another glorious day, the air as delicious to the lungs as nectar to the tongue. -john muir
tueeulala falls, hetch hetchy valley, yosemite,ca.
fresh beauty opens one's eyes wherever it is really seen, but the very abundance and completeness of the common beauty that besets our steps prevents its being absorbed and appreciated. it is a good thing, therefore, to make short excursions now and then to the bottom of the sea among dulse and coral, or up among the clouds on mountain-tops, or in balloons, or even to creep like worms into dark holes and caverns underground, not only to learn something of what is going on in those out-of-the-way places, but to see better what the sun sees on our return to common every-day beauty. -john muir
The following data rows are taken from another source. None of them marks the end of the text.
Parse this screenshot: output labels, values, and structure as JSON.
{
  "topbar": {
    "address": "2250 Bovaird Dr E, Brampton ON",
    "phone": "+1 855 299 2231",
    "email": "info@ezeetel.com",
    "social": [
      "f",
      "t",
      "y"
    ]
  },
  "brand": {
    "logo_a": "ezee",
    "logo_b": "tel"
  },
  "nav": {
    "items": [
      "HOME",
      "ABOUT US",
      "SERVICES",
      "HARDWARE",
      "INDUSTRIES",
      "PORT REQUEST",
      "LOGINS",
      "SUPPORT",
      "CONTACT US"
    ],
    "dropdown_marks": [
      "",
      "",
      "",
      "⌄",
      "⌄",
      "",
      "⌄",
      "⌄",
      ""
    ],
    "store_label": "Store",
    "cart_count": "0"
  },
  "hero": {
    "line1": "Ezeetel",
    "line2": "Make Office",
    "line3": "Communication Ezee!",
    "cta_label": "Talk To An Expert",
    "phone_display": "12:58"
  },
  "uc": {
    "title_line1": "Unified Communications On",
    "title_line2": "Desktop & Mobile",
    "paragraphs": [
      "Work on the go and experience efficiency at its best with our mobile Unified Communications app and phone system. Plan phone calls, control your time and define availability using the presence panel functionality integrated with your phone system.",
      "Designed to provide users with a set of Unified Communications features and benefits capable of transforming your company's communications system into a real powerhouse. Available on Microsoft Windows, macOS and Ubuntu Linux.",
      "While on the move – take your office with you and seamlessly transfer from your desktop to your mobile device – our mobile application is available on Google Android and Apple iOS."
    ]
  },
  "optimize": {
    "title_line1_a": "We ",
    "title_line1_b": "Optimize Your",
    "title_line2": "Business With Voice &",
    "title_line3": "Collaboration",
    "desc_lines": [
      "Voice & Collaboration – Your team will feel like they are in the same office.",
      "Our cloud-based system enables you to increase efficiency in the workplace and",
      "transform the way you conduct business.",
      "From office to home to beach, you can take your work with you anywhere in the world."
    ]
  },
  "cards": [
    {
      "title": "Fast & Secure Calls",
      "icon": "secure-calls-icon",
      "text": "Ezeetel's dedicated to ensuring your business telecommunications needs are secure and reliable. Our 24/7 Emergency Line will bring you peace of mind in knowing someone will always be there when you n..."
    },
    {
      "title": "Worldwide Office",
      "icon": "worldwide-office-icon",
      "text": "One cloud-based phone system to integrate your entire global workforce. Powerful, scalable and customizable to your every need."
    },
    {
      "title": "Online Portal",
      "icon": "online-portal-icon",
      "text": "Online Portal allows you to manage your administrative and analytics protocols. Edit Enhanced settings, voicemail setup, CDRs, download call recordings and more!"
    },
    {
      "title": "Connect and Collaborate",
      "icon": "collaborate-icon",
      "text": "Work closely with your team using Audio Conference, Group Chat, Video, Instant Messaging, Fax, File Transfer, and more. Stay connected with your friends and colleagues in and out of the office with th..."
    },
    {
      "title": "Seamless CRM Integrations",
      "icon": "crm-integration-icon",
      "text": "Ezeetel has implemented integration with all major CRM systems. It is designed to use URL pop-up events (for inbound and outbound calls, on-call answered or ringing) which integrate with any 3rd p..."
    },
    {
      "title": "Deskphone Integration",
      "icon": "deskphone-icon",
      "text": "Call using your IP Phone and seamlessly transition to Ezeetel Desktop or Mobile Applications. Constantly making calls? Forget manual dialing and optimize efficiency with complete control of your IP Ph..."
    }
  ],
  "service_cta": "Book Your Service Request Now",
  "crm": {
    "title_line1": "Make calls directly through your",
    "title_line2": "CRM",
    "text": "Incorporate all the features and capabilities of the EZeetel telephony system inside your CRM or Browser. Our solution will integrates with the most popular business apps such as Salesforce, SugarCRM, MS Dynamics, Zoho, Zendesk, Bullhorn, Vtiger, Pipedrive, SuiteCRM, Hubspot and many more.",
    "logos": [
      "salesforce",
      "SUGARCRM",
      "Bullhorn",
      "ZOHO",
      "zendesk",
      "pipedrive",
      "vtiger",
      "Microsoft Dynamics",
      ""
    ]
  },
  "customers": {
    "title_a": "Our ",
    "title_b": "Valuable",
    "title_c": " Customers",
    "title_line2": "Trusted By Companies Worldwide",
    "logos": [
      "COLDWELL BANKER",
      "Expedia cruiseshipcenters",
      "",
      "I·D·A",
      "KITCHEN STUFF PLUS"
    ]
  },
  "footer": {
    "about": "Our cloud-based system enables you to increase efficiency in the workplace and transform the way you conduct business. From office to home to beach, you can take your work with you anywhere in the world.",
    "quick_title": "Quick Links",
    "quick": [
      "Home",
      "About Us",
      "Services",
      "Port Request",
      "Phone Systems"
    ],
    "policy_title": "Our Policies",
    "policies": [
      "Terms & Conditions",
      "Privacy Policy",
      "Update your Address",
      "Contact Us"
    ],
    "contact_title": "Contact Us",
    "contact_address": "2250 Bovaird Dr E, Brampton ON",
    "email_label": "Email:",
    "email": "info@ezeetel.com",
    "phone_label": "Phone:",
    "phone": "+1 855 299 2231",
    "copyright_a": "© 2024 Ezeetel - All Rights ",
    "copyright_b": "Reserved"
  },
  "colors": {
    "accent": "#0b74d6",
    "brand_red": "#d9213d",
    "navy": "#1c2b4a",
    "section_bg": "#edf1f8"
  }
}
view of kolana rock, tueeulala falls and wapama falls
sunset at the side of the road
hetch hetchy is pretty controversial. as early as 1882 people had been eyeing the hetch hetchy valley for a site to place a reservoir that would provide bay area residents with an adequate water and power supply. after the 1906 san francisco earthquake, there was a lack of water to put out the fires and in 1913 the raker act was passed to start construction of the o'shaughnessy dam. many preservationists, including john muir, wanted the hetch hetchy valley to remain untouched and still to this day there are calls to restore hetch hetchy to it's original state.
hetch hetchy is one of the undiscovered jewels of yosemite national park. it receives the fewest amount of cars of all 5 of yosemite's entrance gates. we went one day on this long fourth of july weekend and it was practically empty. well groomed trails, no pushy tourists with their cameras jostling to be the next ansel adams, and spectacular waterfalls (the rangers said that the waterfalls haven't been this stunning for over a 100 years. all because of the 200 percent above average snowfall we had this year).
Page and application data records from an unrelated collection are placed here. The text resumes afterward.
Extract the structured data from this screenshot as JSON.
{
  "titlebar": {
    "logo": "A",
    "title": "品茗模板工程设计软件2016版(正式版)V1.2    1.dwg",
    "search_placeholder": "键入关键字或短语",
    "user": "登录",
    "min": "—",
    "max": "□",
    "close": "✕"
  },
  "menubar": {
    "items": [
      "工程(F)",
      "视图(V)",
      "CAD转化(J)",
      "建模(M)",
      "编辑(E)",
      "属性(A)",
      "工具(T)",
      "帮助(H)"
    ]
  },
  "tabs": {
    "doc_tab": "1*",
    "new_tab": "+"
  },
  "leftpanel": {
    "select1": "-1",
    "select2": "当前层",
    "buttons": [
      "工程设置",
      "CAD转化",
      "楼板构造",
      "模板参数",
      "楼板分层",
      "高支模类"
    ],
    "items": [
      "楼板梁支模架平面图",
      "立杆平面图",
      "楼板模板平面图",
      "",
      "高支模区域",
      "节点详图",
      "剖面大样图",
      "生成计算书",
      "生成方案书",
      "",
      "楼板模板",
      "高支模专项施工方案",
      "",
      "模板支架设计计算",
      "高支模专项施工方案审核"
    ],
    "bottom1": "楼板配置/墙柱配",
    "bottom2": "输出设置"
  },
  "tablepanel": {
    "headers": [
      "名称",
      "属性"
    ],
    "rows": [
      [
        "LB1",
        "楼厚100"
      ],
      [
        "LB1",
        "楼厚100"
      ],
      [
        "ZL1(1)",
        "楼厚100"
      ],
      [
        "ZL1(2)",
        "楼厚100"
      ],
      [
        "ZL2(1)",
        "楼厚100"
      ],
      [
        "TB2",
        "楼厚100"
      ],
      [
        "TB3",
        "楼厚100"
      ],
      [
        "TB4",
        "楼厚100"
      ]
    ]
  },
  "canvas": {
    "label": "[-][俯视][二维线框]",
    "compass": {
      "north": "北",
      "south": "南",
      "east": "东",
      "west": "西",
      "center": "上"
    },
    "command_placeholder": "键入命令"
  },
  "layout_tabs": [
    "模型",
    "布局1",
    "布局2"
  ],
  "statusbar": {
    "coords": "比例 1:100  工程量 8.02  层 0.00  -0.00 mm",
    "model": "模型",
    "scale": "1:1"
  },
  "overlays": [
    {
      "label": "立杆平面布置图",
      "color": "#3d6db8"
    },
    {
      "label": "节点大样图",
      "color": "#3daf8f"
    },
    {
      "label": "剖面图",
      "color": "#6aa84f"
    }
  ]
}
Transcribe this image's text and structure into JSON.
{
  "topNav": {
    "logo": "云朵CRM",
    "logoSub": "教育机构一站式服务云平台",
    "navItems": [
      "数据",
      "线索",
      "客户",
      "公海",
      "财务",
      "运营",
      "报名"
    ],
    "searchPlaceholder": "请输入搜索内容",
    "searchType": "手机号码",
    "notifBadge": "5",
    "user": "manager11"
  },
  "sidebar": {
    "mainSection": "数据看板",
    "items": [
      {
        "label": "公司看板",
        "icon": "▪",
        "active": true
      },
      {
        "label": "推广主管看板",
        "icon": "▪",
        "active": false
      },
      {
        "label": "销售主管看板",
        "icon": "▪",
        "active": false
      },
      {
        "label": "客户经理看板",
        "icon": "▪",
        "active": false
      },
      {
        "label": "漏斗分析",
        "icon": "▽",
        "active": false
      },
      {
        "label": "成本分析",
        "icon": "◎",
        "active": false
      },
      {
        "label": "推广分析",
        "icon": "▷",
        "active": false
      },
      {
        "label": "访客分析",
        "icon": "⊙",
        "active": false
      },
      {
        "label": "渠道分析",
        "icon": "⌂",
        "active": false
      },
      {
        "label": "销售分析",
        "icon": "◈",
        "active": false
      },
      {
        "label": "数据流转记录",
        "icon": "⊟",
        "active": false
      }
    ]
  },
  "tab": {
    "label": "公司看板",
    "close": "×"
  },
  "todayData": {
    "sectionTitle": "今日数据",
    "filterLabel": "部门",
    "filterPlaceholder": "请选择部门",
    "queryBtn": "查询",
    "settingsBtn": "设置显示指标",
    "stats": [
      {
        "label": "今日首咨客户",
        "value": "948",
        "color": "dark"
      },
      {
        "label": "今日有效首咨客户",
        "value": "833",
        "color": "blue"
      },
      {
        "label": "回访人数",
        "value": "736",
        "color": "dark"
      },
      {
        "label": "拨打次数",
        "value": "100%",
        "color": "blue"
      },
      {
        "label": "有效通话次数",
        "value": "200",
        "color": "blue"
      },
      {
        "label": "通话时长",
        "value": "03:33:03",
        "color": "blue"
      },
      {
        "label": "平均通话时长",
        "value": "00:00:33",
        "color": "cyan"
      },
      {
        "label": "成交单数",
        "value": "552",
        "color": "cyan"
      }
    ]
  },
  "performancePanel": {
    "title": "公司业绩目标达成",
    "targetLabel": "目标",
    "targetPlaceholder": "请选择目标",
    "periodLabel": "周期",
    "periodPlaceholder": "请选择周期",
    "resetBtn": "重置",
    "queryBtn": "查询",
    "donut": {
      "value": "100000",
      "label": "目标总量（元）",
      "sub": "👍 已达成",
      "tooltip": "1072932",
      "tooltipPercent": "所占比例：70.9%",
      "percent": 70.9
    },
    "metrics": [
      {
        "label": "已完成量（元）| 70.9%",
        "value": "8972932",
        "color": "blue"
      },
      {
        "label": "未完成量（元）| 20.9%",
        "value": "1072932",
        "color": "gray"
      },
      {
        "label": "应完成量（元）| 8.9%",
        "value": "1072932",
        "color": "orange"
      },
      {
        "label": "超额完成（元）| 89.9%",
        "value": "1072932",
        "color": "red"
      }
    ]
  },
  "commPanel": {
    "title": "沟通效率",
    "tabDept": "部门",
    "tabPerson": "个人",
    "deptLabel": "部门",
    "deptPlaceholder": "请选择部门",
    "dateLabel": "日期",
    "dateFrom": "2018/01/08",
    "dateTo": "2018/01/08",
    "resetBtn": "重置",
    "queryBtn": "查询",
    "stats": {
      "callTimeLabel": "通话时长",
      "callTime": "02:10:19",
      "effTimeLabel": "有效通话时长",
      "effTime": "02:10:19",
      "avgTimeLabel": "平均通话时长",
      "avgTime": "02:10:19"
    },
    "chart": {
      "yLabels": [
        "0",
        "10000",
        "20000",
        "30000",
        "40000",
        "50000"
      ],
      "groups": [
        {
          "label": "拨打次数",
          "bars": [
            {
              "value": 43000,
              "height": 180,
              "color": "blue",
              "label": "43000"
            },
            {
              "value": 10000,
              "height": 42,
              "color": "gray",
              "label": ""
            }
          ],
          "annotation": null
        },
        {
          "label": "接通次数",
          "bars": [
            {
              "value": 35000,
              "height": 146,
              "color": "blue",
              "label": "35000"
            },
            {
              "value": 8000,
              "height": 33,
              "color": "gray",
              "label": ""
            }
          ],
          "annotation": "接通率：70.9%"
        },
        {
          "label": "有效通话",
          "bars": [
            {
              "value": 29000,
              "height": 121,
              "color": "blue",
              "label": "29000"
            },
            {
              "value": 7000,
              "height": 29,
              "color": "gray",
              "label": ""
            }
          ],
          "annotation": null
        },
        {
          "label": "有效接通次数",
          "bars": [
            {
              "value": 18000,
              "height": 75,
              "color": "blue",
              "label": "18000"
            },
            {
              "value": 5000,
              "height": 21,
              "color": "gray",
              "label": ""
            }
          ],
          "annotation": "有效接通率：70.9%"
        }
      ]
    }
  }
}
i like the romantic notion of visiting yosemite on the fourth. knowing that a president had enough vision to listen to a scotsman who came to love america enough to make sure that something should be done to preserve our great natural cathedrals and that he was also given a voice (even though it was drowned out) when he loudly disagreed about the management of the same park he loved so much. it's uniquely american.
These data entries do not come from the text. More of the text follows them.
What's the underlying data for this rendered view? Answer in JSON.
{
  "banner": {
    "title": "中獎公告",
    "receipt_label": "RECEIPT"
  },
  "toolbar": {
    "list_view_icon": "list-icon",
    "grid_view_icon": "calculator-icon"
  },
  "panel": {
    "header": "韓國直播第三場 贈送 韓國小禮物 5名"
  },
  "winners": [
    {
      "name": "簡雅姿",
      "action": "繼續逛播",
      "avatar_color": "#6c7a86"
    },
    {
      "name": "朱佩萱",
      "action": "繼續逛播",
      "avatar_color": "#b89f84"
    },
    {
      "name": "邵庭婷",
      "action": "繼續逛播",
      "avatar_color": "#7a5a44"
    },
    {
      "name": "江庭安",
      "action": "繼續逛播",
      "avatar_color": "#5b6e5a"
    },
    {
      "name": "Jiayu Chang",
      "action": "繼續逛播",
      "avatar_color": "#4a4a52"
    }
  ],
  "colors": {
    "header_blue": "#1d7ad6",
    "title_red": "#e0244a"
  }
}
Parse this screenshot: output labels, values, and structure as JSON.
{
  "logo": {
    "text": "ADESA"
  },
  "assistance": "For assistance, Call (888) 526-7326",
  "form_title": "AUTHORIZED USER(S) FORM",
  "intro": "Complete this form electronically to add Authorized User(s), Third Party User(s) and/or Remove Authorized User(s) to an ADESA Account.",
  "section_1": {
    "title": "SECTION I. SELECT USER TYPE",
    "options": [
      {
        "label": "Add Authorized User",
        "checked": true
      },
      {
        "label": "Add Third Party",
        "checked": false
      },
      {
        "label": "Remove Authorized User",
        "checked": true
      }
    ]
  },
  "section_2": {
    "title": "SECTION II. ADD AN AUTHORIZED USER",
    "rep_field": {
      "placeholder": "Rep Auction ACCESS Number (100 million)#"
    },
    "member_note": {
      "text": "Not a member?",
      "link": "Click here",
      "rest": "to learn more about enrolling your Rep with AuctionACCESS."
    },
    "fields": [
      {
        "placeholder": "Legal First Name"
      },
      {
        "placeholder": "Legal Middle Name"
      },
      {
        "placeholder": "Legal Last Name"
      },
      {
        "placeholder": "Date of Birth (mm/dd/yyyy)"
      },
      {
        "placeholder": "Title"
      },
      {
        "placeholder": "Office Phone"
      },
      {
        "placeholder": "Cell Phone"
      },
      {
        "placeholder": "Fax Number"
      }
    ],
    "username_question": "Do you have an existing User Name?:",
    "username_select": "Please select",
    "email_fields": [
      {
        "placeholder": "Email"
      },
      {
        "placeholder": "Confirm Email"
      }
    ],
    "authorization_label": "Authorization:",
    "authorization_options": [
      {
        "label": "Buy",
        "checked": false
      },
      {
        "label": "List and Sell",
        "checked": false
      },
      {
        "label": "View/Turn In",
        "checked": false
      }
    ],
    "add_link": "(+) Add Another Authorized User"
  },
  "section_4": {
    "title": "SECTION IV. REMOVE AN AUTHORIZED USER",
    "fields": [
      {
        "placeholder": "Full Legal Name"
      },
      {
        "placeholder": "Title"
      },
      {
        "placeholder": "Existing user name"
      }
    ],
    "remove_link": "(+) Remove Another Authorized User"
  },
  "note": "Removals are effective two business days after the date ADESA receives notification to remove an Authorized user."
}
have a happy and safe fourth of july.
links: hetch hetchy
restore hetch hetchy
Posted by krysta at 4:57 PM